Medicare Hospital Provider Compliance Audit: St Francis Hospital
Why OIG Did This Audit
This audit is part of a series of hospital compliance audits. Using computer matching, data mining, and other data analysis techniques, we identified hospital claims that were at risk for noncompliance with Medicare billing requirements. For calendar year (CY) 2017, Medicare paid hospitals $206 billion, which represents 55 percent of all fee-for-service payments; accordingly, it is important to ensure that hospital payments comply with requirements.
Our objective was to determine whether St. Francis Hospital (the Hospital) complied with Medicare requirements for billing inpatient and outpatient services on selected types of claims.
How OIG Did This Audit

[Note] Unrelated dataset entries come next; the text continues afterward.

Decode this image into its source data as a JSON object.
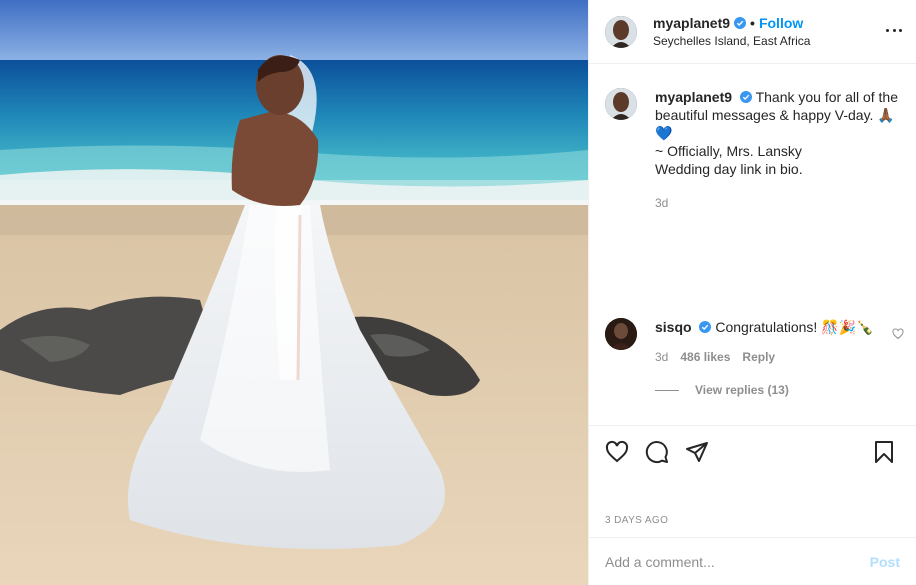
{
  "post": {
    "username": "myaplanet9",
    "separator": "•",
    "follow_label": "Follow",
    "location": "Seychelles Island, East Africa"
  },
  "caption": {
    "username": "myaplanet9",
    "text_line1": "Thank you for all of the beautiful messages & happy V-day. 🙏🏾",
    "text_line2": "💙",
    "text_line3": "~ Officially, Mrs. Lansky",
    "text_line4": "Wedding day link in bio.",
    "timestamp": "3d"
  },
  "comment": {
    "username": "sisqo",
    "text": "Congratulations! 🎊🎉🍾",
    "timestamp": "3d",
    "likes": "486 likes",
    "reply_label": "Reply"
  },
  "replies": {
    "label": "View replies (13)"
  },
  "date_posted": "3 DAYS AGO",
  "add_comment": {
    "placeholder": "Add a comment...",
    "post_label": "Post"
  },
  "icons": {
    "more": "more-options-icon",
    "verified": "verified-badge-icon",
    "like": "heart-icon",
    "comment": "comment-icon",
    "share": "share-icon",
    "save": "bookmark-icon"
  },
  "colors": {
    "accent": "#0095f6",
    "muted": "#8e8e8e",
    "text": "#262626",
    "post_disabled": "#b2dffc"
  }
}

Our audit covered about $44 million in Medicare payments to the Hospital for 3,192 claims that were potentially at risk for billing errors.
We selected for review a stratified random sample of 100 claims with payments totaling $1.6 million. Medicare paid these 100 claims, which consisted of 95 inpatient and 5 outpatient claims, during CYs 2016 and 2017.We focused our audit on the risk areas identified because of prior OIG audits at other hospitals. We evaluated compliance with selected billing requirements.
What OIG Found
The Hospital complied with Medicare billing requirements for 86 of the 100 inpatient and outpatient claims we reviewed. However, the Hospital did not fully comply with Medicare billing requirements for the remaining 14 claims, resulting in overpayments of $204,265 for CYs 2016 and 2017.
On the basis of our sample results, we estimated that the Hospital received overpayments of at least $1.6 million for the audit period.
What OIG Recommends and Hospital Comments
We recommend that the Hospital (1) refund to the Medicare contractor $1.6 million in estimated overpayments for the audit period for incorrectly billed claims that are within the reopening period; (2) based upon the results of this audit, exercise reasonable diligence to identify, report, and return any overpayments in accordance with the 60-day rule and identify any returned overpayments as having been made in accordance with this recommendation; and (3) strengthen its controls to ensure full compliance with Medicare requirements; specifically ensure that all IRF beneficiaries meet Medicare criteria for acute inpatient rehabilitation, all inpatient beneficiaries meet Medicare requirements for inpatient hospital services, procedure and diagnosis codes are supported in the medical records and staff are properly trained, and medical records accurately document distinct procedural services and staff are properly trained.
In written comments on our draft report, the Hospital disagreed with most of our findings and recommendations. The Hospital agreed with 6 of the 14 payment errors identified in the sample. However, the Hospital disagreed with: OIG's determination of eight IRF payment errors in the sample; OIG's extrapolation methodology; and the application of the 60-day rule.
After review and consideration of the Hospital's comments, we maintain that our findings and the associated recommendations are valid. The use of statistical sampling to determine overpayment amounts in Medicare is well established and has repeatedly been upheld on appeal in Federal courts. An independent medical review contractor, employing licensed health professionals with appropriate medical expertise, including physicians with training and expertise in rehabilitation, determined whether the medical records supported Medicare payments. We also maintain that the 60-day repayment rule is applicable.
Filed under: Centers for Medicare and Medicaid Services